Feeds

TSMC profits plunge 98%

Sales down 17%

  • alert
  • submit to reddit

TSMC is betting on a major recovery in the semiconductor market over the next six months to save it from plummeting profits and spiralling costs.

The world's largest chip foundry today posted net income of NT$312 million ($8.97 million), down 98 per cent on the NT$13.35 billion it posted this time last year. Earnings fell from NT$1.13 per share to NT$0.01.

Sales fell 17 per cent from Q2 2000's NT$31.8 billion to this quarter's NT$26.3 billion. Sales were down 34 per cent on the first quarter.

TSMC's costs went the other way. Q2 2001's operating expenses grew to NT$4.7 billion, up 109 per cent on Q2 2000's figure of NT$2.26 billion.

The company's costs have risen dramatically thanks to its investment in 300mm wafer fabs. Infineon was this week hit by the same factor - it intends to maintain development, however, because of the 30 per cent boost to yield the new technology is expected to offer.

The recovery isn't going to happen any time soon. Certainly TSMC expects its capacity utilisation - a key measure of how much money a foundry is making - to fall to 40 per cent during Q3 from Q2's 44 per cent (which is bad enough).

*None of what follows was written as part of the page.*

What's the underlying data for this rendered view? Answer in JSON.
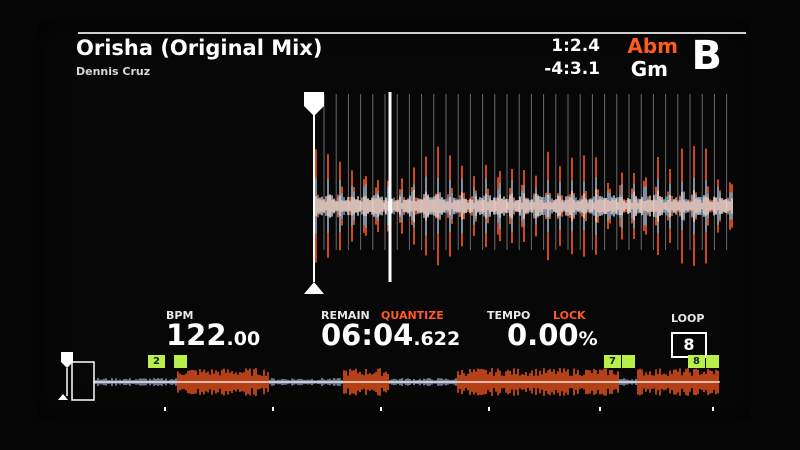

TSMC said it "hit bottom" in May and June and it expects sales to improve through the rest of 2001. Investment in new technology isn't likely to change much, either. Clearly TSMC wants to be ready to run with the latest fabs when the slump ends.

The company didn't announce any cost-cutting measures, and given chairman Morris Chang's statement made earlier this week that he would sooner cut investment spending than lay off staff. ®

Whitepapers

A strategic approach to identity relationship management
ForgeRock commissioned Forrester to evaluate companies’ IAM practices and requirements when it comes to customer-facing scenarios versus employee-facing ones.
Storage capacity and performance optimization at Mizuno USA
Mizuno USA turn to Tegile storage technology to solve both their SAN and backup issues.
High Performance for All
While HPC is not new, it has traditionally been seen as a specialist area – is it now geared up to meet more mainstream requirements?
Beginner's guide to SSL certificates
De-mystify the technology involved and give you the information you need to make the best decision when considering your online security options.
Security for virtualized datacentres
Legacy security solutions are inefficient due to the architectural differences between physical and virtual environments.